Tuesday morning, Adam Oates announced that goalie Jaroslav Halak wouldn’t start against his old team in St. Louis. Why? Via Katie Carrera:
“We know the feelings when you go into your old stomping ground and it’s not always easy and you’re not always comfortable, at least the first time,” Oates said. “We talked to [Halak] and he just wasn’t 100 percent comfortable. Unfortunately this time of year and where we’re at, we can’t afford that and Holts has played great lately. We feel really good about that and Holts is playing.”
This became a national headline, on hockey sites and beyond. For a team fighting desperately to stay in some sort of playoff contention, it seemed to be yet another unnecessary hurdle, yet another bit of unneeded drama.

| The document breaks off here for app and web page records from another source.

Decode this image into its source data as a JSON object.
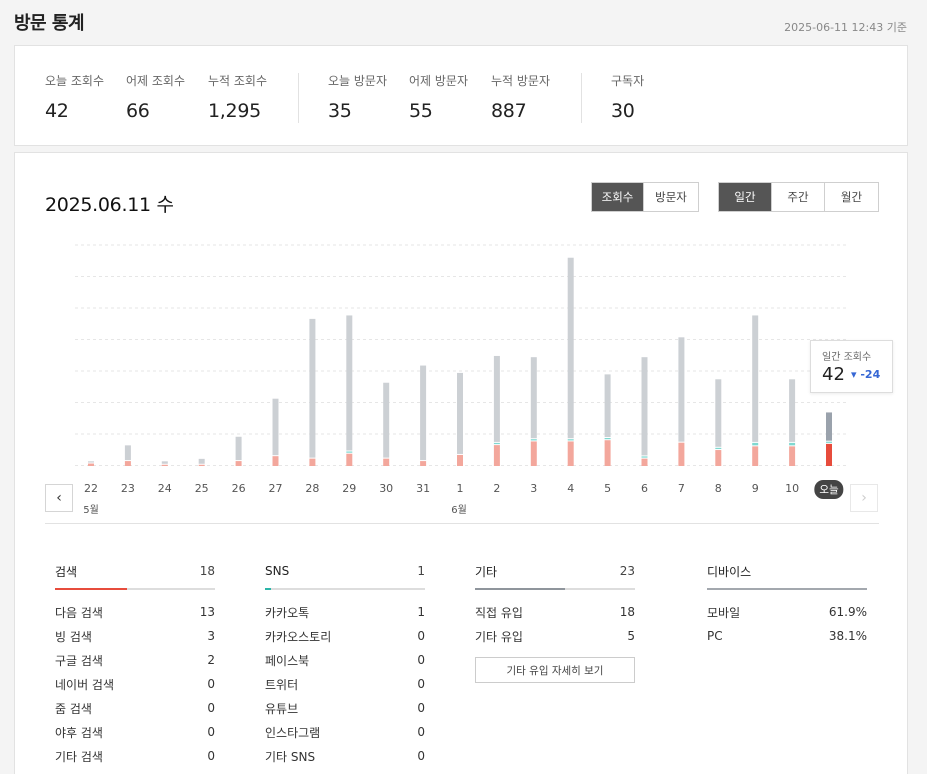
{
  "header": {
    "title": "방문 통계",
    "timestamp": "2025-06-11 12:43 기준"
  },
  "summary": [
    {
      "label": "오늘 조회수",
      "value": "42"
    },
    {
      "label": "어제 조회수",
      "value": "66"
    },
    {
      "label": "누적 조회수",
      "value": "1,295"
    },
    {
      "label": "오늘 방문자",
      "value": "35"
    },
    {
      "label": "어제 방문자",
      "value": "55"
    },
    {
      "label": "누적 방문자",
      "value": "887"
    },
    {
      "label": "구독자",
      "value": "30"
    }
  ],
  "date_title": "2025.06.11 수",
  "metric_toggle": [
    {
      "label": "조회수",
      "active": true
    },
    {
      "label": "방문자",
      "active": false
    }
  ],
  "period_toggle": [
    {
      "label": "일간",
      "active": true
    },
    {
      "label": "주간",
      "active": false
    },
    {
      "label": "월간",
      "active": false
    }
  ],
  "tooltip": {
    "label": "일간 조회수",
    "value": "42",
    "delta": "▾ -24"
  },
  "month_labels": [
    "5월",
    "6월"
  ],
  "colors": {
    "bar_gray": "#ccd0d4",
    "bar_red": "#f3a79c",
    "bar_teal": "#7fd8d0",
    "today_gray": "#9aa2ac",
    "today_red": "#e74c3c",
    "accent_blue": "#3667d4"
  },
  "chart_data": {
    "type": "bar",
    "stacked": true,
    "categories": [
      "22",
      "23",
      "24",
      "25",
      "26",
      "27",
      "28",
      "29",
      "30",
      "31",
      "1",
      "2",
      "3",
      "4",
      "5",
      "6",
      "7",
      "8",
      "9",
      "10",
      "오늘"
    ],
    "series": [
      {
        "values": [
          2,
          4,
          1,
          1,
          4,
          8,
          6,
          10,
          6,
          4,
          9,
          17,
          20,
          20,
          21,
          6,
          19,
          13,
          16,
          16,
          18
        ]
      },
      {
        "values": [
          0,
          0,
          0,
          0,
          0,
          0,
          0,
          1,
          0,
          0,
          0,
          1,
          1,
          1,
          1,
          1,
          0,
          1,
          2,
          2,
          1
        ]
      },
      {
        "values": [
          1,
          12,
          2,
          4,
          19,
          46,
          113,
          110,
          61,
          77,
          66,
          70,
          66,
          147,
          51,
          80,
          85,
          55,
          103,
          51,
          23
        ]
      }
    ],
    "ylim": [
      0,
      180
    ],
    "grid": true
  },
  "referrers": {
    "search": {
      "title": "검색",
      "count": "18",
      "fill": 0.45,
      "rows": [
        {
          "label": "다음 검색",
          "value": "13"
        },
        {
          "label": "빙 검색",
          "value": "3"
        },
        {
          "label": "구글 검색",
          "value": "2"
        },
        {
          "label": "네이버 검색",
          "value": "0"
        },
        {
          "label": "줌 검색",
          "value": "0"
        },
        {
          "label": "야후 검색",
          "value": "0"
        },
        {
          "label": "기타 검색",
          "value": "0"
        }
      ]
    },
    "sns": {
      "title": "SNS",
      "count": "1",
      "fill": 0.04,
      "rows": [
        {
          "label": "카카오톡",
          "value": "1"
        },
        {
          "label": "카카오스토리",
          "value": "0"
        },
        {
          "label": "페이스북",
          "value": "0"
        },
        {
          "label": "트위터",
          "value": "0"
        },
        {
          "label": "유튜브",
          "value": "0"
        },
        {
          "label": "인스타그램",
          "value": "0"
        },
        {
          "label": "기타 SNS",
          "value": "0"
        }
      ]
    },
    "etc": {
      "title": "기타",
      "count": "23",
      "fill": 0.56,
      "rows": [
        {
          "label": "직접 유입",
          "value": "18"
        },
        {
          "label": "기타 유입",
          "value": "5"
        }
      ],
      "button": "기타 유입 자세히 보기"
    },
    "device": {
      "title": "디바이스",
      "fill": 1,
      "rows": [
        {
          "label": "모바일",
          "value": "61.9%"
        },
        {
          "label": "PC",
          "value": "38.1%"
        }
      ]
    }
  }
}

And the immediate response from plenty of Caps fans seemed anti-Halak: wondering why he would beg out of such a huge spot, wondering how he could not want to face the Blues, wondering why he was on this team if not to play in a game like this.
For the contrary position, here’s Alan May, on ESPN 980’s The Drive.
“First of all, I don’t think it should be made public, at all,” May said Tuesday afternoon. “I just think the coach is supposed to name the starters without complicating things. And we’re not privy to the entire conversation. I just don’t think that players should be put in positions to have to answer and defend these situations. Because we don’t have a microphone; there’s not cameras in there to see the entire conversation. And it really shouldn’t be something that we’re able to talk about.”
So how could Oates have avoided this?
“You name your starter,” May said. “You tell the goalie you’re playing, and that’s it. I just don’t think it’s good that this stuff is happening right now. I’ve seen coaches who won’t play a goaltender because they’re playing their old team, and they don’t even have the conversation. They just tell them, you know what, Braden, you’re playing….It’s just a lot of little nitpicking going on here and there, and I just can’t believe that we’re actually talking about this right now.”
Steve Czaban then asked May to assumed that Halak really had begged out of the game, wondering how then to assess the player’s actions.
“You know what, I don’t think you guys are getting what I’m saying,” May said. “I don’t think we’re privy to the entire conversation. I don’t think it’s that black and white. Was he baited by the coaches? Was he not? If you asked me, if I was playing against one of my former teams — are you nervous about tonight? — I’d say yeah, a little bit. I want to make sure I play good against my old team. There’s a lot of different ways that different people answer those questions.”
And then May was asked why Oates would have made public his conversation with Halak.
“I have no idea,” May answered. “There’s just a lot of things that have been baffling lately. And this falls in line with the things that have been going on. I’m not sure. Maybe the coach has run out of answers. It’s just right now, I think the number one thing is guys should be ready to play. Guys go in the lineup, guys get sat out, goalies start, goalies don’t start, goalies back up, and you put your team on the ice.”